At the same time, we are seeing a conservative, even reactionary, backlash from those who would prefer to return to the gender roles of the 1950s. At the European level, ultraconservative forces are pursuing an agenda that explicitly opposes abortion, same-sex marriage and human rights for women, gays, lesbians and transgender people, an agenda they refer to as “restoring the natural order.” The “successes” of this agenda can currently be seen in Hungary (banning gender studies) as well as in Poland, where there are plans to tighten restrictions on abortion.
In Germany, loaded terms like “early sexualization,” “genderization,” “gender gaga” (which expresses disdain for a more inclusive view of gender) and even “gender insanity” are appearing in the media and campaign platforms. They are being used by right-wing organizations like the so-called “Demo für alle” (“Demonstrating for Everyone”) group, an offshoot of the Alternative for Germany party. Under the guise of “protecting our children,” these organizations label as “gender ideologues” everyone who is doing the important work of educating students and the broader society about topics such as sexuality, gender roles and sexual orientation.
Both trends are evident in the reactions to Tessa Ganserer, a member of the Bavarian state parliament and the first transgender person to be elected to a state-level legislature in Germany. President Ilse Aigner of the Bavarian parliament demonstrated solidarity, making it clear that Tessa Ganserer was to be addressed as a woman and that defamatory comments would not be tolerated. That led to a flood of unfiltered hatred, smear campaigns and attempts at pathologization on social media, and in particular on the Facebook page of the right-wing newspaper “Junge Freiheit” (Young Freedom).
But there’s no need to look at the most right-wing segments of our society to recognize that we, too, are stubbornly clinging to the accustomed two-gender model that leaves little or no room for non-binary genders. When children enter the world, the first sentence that greets them and their parents is: “It’s a boy!” or “It’s a girl!” We are eager to ask the parents of a newborn “What is it?”, but what we actually mean is, “What genitals does your child have?” Choosing one option or the other would seem to require no more than a quick look between the child’s legs to assess the genitals.

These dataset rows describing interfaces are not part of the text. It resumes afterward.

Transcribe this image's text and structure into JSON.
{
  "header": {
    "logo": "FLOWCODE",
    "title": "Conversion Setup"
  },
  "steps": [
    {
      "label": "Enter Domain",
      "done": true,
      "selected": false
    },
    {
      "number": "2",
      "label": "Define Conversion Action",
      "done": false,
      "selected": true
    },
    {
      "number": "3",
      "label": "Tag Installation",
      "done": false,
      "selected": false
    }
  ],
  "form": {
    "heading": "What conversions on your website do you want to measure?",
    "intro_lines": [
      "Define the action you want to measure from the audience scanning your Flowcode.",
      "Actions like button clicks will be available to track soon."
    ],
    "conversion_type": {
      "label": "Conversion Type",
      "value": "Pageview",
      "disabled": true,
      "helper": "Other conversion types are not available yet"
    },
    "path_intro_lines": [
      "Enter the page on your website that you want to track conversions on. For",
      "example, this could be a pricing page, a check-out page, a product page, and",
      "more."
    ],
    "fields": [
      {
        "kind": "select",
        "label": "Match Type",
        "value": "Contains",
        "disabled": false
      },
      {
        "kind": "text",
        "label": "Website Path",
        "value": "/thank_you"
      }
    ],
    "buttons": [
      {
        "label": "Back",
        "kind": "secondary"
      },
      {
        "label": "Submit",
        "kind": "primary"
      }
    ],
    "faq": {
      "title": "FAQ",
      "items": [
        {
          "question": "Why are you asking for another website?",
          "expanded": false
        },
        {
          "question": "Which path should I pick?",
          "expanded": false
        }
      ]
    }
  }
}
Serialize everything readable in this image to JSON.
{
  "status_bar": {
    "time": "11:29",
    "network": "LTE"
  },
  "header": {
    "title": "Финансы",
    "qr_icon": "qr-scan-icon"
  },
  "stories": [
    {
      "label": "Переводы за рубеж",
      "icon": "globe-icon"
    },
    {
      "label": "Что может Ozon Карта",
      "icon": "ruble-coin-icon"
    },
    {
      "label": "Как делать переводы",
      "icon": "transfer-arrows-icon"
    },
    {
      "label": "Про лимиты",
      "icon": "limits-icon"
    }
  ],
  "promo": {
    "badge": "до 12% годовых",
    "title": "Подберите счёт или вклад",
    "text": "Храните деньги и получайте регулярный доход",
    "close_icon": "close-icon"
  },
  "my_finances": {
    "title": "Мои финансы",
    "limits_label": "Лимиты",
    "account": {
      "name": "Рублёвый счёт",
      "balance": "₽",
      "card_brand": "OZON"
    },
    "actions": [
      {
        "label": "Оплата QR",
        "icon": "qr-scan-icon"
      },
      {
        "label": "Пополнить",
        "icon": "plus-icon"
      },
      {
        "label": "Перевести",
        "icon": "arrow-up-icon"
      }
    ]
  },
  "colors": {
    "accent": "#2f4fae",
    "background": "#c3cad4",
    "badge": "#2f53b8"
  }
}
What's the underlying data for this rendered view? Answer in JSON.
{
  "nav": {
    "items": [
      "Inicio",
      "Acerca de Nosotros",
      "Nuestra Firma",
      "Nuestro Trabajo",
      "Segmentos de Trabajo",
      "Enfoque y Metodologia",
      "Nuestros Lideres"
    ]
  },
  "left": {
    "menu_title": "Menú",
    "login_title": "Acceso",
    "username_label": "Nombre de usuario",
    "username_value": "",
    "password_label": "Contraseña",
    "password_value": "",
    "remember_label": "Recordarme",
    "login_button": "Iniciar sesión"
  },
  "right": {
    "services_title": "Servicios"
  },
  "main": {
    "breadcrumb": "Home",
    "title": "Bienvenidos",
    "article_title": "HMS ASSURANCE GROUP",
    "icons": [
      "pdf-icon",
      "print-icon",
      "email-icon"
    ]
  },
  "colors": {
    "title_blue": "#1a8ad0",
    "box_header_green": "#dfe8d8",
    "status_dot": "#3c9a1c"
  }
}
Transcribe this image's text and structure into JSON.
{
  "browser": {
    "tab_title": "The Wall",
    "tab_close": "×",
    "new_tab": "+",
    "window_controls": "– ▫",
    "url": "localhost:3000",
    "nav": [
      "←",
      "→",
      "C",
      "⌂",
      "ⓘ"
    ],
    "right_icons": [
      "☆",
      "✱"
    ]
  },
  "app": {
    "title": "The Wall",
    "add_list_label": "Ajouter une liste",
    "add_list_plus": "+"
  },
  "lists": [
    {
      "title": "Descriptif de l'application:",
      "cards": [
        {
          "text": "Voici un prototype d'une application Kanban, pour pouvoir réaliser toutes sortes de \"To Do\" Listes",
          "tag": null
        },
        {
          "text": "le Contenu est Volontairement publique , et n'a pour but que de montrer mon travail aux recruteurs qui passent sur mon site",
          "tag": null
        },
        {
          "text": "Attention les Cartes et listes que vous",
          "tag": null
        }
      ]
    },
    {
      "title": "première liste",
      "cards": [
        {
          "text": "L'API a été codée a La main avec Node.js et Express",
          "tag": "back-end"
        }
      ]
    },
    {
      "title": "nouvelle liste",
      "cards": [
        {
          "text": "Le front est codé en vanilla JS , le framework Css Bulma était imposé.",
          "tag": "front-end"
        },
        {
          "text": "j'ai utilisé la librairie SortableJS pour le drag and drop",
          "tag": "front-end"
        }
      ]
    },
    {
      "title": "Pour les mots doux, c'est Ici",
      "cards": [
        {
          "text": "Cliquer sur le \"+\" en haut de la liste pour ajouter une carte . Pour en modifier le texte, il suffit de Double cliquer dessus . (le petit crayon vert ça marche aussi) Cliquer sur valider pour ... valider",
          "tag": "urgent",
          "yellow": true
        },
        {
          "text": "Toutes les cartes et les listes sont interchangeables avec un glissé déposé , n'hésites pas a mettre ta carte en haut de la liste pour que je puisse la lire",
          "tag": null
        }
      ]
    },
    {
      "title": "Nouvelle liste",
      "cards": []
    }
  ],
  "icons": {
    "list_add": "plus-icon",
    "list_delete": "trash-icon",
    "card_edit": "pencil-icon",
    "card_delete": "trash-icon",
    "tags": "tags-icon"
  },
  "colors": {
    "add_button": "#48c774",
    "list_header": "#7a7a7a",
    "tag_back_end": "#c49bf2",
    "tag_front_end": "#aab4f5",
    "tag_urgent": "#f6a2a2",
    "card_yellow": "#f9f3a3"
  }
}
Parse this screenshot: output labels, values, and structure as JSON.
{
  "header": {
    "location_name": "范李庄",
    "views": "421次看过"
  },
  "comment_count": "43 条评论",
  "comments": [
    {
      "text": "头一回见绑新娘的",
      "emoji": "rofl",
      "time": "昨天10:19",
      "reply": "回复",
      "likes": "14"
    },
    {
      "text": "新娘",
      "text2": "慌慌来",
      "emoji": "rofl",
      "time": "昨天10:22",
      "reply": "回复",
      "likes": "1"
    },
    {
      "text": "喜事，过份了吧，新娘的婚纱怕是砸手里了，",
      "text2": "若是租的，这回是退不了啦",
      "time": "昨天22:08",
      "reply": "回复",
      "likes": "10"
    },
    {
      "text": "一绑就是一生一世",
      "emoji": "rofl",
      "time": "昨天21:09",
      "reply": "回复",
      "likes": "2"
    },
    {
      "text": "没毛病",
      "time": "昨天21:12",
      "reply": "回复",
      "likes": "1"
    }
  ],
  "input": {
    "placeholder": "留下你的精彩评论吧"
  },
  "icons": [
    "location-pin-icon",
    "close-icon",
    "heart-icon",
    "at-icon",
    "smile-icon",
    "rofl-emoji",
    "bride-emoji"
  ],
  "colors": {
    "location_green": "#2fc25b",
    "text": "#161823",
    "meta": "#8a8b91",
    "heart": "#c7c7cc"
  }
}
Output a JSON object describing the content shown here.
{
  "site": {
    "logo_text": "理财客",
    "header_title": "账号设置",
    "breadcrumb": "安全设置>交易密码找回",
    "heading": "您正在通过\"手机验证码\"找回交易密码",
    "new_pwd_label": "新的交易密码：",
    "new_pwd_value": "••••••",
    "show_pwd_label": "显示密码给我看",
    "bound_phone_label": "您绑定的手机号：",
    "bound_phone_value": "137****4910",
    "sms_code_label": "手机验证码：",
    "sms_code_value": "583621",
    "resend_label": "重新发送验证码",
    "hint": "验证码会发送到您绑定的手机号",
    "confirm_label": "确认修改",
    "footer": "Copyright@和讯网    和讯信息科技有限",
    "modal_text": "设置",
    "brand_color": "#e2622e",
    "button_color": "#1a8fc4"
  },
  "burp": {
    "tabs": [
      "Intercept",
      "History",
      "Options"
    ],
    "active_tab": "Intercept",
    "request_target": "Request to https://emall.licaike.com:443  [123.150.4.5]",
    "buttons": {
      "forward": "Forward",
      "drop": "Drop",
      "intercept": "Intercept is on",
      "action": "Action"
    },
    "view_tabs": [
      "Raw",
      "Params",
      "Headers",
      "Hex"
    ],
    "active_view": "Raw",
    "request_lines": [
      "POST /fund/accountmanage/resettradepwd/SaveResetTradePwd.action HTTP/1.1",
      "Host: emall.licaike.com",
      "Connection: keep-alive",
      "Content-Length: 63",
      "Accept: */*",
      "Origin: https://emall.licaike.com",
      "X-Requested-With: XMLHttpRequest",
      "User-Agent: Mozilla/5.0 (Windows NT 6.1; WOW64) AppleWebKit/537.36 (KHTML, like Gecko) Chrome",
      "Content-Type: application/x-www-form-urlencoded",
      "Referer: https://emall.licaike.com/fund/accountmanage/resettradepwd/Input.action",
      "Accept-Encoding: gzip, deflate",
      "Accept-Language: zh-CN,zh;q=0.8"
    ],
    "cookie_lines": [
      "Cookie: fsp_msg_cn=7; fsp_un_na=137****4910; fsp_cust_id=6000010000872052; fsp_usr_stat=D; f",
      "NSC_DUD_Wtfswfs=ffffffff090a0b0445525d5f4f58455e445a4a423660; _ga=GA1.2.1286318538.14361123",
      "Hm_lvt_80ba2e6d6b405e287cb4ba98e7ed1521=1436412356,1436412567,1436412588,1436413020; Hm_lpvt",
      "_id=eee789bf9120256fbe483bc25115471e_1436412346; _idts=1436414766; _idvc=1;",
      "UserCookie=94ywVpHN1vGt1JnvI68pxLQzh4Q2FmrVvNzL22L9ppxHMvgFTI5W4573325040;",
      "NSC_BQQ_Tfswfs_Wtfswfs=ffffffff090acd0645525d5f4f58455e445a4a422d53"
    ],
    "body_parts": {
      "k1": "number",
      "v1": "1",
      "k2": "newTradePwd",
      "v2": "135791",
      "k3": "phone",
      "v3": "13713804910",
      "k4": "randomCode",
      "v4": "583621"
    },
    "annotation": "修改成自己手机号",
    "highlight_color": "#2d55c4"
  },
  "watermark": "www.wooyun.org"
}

This first act of gender assignment is soon followed by others – such as attaching a pink or light-blue ribbon to a baby’s bald head to eliminate any doubt as to the child’s sex. The term “gender” goes beyond the purely biological definition of sex to include the social aspects of sexual identity, as defined by the respective culture. It also implies a certain understanding of gender roles which, in turn, require certain kinds of behavior – such as wearing a specific kind of clothing, exhibiting “male” or “female” qualities, and adhering to certain conventions. So an individual’s supposedly unambiguous biological sex is underscored and reinforced by the corresponding social gender. Together, they solidify the social norm of a two-gender model.
The power of this norm manifests itself in an especially violent way in operations performed on intersex babies and toddlers. Even today, and even in Germany, “corrective” operations are still being performed when a newborn’s external genitals cannot be unambiguously assigned to a certain sex (other forms of intersexuality are revealed only later, and in other ways). This happens before the children themselves have a voice, and it can have long-term, irreversible, physical and psychological consequences. Far less weight is given to a child’s fundamental human right to physical integrity and (gender) self-determination than to society’s insistence on unambiguous gender assignment.
“Gender is between your ears, not your legs!” While this statement may seem provocative, it reflects an insight that is central to the educational work of the 100% MENSCH project. It emphasizes that “gender” is a complex construct made up of numerous factors, and it is at the heart of the ethical principle that forms the basis for the work we do as a human rights organization: Every person has the right to sexual and physical self-determination.
In other words, no one else can decide what a person’s gender is – especially when that gender deviates from what is commonly regarded as “female” or “male.”
Recognizing people for who they truly are – not as how they are defined by others – and freeing the gender roles of “men” and “women” from the pressures of social expectations will require nothing less than a gender revolution.